Investigation of HIV cure strategies in vivo in BLT humanized mice Public Deposited

Downloadable Content

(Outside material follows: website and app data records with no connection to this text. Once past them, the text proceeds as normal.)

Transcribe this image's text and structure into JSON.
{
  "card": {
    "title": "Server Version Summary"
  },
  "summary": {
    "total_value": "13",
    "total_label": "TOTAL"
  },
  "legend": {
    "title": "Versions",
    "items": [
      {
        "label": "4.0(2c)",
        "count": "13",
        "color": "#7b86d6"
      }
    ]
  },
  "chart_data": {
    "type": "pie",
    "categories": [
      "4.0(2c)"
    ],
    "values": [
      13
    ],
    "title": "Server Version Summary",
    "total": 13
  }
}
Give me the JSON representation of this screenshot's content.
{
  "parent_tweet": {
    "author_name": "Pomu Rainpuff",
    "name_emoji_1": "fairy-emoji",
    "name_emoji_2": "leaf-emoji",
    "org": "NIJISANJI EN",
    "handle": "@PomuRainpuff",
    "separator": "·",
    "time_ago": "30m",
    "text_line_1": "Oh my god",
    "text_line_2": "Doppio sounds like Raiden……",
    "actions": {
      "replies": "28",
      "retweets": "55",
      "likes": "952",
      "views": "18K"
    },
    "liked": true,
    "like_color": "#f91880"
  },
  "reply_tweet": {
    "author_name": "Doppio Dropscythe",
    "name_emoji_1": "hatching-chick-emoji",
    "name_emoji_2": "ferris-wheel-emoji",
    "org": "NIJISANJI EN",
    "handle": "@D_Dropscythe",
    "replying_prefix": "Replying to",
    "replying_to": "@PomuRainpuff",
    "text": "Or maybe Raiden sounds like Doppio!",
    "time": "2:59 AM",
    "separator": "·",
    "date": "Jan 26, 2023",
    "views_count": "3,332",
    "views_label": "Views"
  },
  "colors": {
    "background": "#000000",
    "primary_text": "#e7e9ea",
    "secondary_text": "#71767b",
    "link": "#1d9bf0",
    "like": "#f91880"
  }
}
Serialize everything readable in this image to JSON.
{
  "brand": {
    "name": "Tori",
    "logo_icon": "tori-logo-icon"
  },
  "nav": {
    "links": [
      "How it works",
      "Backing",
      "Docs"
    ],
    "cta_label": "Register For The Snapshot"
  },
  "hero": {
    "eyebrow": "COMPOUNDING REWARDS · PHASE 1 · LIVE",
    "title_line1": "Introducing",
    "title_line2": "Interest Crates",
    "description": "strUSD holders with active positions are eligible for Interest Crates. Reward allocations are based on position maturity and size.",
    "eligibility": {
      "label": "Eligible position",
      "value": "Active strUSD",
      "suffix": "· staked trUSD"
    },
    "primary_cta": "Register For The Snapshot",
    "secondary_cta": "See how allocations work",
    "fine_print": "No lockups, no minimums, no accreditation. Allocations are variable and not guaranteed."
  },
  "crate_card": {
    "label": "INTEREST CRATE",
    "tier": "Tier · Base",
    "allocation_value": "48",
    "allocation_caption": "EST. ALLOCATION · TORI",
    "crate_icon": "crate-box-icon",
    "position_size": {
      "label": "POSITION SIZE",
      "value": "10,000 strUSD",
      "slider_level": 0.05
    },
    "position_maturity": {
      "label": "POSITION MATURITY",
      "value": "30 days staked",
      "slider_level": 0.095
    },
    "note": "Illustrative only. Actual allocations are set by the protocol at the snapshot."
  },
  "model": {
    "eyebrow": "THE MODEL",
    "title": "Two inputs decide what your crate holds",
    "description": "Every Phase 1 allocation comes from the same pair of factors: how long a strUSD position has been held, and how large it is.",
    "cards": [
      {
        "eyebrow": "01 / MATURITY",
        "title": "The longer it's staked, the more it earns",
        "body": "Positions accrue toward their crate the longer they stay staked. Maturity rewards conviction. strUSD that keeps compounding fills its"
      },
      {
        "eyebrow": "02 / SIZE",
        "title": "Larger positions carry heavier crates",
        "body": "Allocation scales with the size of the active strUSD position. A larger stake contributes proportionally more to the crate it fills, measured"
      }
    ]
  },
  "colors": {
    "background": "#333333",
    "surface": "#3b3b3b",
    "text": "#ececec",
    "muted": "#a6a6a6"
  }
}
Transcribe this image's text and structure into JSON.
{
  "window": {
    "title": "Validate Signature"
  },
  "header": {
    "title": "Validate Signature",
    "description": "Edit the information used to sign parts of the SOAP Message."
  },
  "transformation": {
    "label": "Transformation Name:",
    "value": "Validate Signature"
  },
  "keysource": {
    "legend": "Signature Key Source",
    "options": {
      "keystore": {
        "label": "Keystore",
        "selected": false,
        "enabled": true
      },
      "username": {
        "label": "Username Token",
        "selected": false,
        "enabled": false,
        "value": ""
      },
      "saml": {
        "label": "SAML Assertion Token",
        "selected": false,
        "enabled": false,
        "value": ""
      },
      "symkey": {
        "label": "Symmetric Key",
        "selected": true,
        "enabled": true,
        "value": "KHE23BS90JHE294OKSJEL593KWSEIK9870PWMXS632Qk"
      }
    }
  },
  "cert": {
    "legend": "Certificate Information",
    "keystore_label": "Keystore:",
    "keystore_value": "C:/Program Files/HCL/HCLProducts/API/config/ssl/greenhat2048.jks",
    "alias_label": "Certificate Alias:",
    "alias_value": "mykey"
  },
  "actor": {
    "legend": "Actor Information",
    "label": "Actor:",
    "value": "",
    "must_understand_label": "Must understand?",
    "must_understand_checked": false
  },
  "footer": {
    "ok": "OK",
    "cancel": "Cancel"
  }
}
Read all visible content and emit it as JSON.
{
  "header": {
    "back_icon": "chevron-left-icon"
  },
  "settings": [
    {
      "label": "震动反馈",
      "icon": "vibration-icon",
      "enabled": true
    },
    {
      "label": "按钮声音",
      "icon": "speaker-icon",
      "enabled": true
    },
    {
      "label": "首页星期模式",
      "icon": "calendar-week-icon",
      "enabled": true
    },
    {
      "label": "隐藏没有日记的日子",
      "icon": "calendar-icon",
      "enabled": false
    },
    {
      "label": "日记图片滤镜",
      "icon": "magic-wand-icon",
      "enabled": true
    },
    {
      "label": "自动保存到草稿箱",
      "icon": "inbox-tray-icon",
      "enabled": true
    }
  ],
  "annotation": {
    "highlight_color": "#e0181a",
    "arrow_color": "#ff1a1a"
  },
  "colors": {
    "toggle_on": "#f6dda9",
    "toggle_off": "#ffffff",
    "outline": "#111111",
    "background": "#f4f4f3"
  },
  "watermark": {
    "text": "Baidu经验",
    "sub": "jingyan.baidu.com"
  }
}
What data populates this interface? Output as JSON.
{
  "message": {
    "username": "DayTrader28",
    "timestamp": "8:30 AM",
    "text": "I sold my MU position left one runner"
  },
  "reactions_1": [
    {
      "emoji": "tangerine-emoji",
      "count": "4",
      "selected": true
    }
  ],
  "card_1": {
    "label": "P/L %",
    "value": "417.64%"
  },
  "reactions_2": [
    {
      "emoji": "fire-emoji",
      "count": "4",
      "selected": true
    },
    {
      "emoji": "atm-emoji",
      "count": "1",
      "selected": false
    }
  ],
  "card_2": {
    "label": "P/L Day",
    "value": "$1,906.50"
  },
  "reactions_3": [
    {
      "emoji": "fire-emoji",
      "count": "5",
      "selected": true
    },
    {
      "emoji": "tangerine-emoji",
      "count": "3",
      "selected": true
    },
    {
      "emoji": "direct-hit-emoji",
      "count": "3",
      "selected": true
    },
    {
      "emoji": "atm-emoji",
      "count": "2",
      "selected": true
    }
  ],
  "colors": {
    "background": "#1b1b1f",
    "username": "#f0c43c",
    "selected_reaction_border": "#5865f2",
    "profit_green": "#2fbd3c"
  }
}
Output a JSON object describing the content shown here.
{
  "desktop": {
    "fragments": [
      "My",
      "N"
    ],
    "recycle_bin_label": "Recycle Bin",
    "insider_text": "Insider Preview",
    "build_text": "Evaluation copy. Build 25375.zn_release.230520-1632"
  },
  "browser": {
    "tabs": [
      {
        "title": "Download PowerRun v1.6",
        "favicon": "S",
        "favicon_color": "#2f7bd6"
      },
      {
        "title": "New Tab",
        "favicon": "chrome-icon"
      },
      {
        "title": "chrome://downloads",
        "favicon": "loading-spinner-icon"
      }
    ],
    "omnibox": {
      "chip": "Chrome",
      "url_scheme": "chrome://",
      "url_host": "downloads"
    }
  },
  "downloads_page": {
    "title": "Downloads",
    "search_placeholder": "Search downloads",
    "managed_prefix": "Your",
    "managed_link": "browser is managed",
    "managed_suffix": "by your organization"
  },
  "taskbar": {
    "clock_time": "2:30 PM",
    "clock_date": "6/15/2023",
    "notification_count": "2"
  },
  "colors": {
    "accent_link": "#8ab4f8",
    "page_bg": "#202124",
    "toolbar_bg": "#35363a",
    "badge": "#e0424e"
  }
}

Download PDF
Last Modified
  • March 19, 2019
  • Tsai, Perry
    • Affiliation: School of Medicine, Department of Microbiology and Immunology
  • There is no cure yet for HIV. The development of HIV cure strategies will be accelerated by the use of animal models for HIV infection and treatment. Here, we investigated several HIV cure strategies in BLT humanized mice. First, we sought to explore the use of CCR5delta32 transplant to cure HIV-infected BLT mice. We found that CCR5delta32 stem cells engrafted in NSG mice and rendered them resistant to HIV infection. However, we were not able to successfully engraft CCR5delta32 cells in infected, suppressed mice. Alternatively, a cure might be achieved by reversing HIV latency, so we tested a latency-reversing agent: histone deacetylase inhibitor panobinostat. Panobinostat treatment resulted in increased histone acetylation in BLT mice, but did not significantly change levels of HIV cell-associated RNA, DNA, or latently infected cells in infected, suppressed BLT mice. Such an approach may require combination with other latency-reversing or cell-killing strategies. Next, we investigated the ability of CD8+ T cells to control HIV infection in BLT mice generated from donors with protective HLA alleles. While these mice did not control wildtype infection, several mice were able to control infection with a nef-deleted virus; and peak viral loads and average viral loads were significantly lower in two cohorts infected with nef-deleted virus. We also detected functional, HLA-restricted, HIV-specific CD8+ T cells in the mice; and viremia increased rapidly in several mice after CD8-depletion. These studies suggest that CD8+ T cells are able to control infection in BLT mice only with nef-deficient virus. A targeted immunological agent may be necessary for CD8+ T cells to kill infected cells. We tested a novel CD19xCD3 dual affinity retargeting (DART) molecule for redirected lysis in BLT mice. DART molecule administration resulted in profound depletion of CD19+ cells in both peripheral blood and tissues, and this depletion was dependent on the presence of CD8+ T cells. Overall, I present herein results from four approaches in HIV cure — allogeneic transplant, latency reversal, CD8+ T cell control, redirected lysis — in BLT humanized mice. This work represents significant progress in the development of BLT humanized mice for use in research toward an HIV cure.
Date of publication
Resource type
Rights statement
  • In Copyright
  • De Paris, Kristina
  • Eron, Joseph
  • Serody, Jonathan
  • Garcia-Martinez, J. Victor
  • Miao, Edward
  • Goonetilleke, Nilu
  • Doctor of Philosophy
Degree granting institution
  • University of North Carolina at Chapel Hill Graduate School
Graduation year
  • 2016

This work has no parents.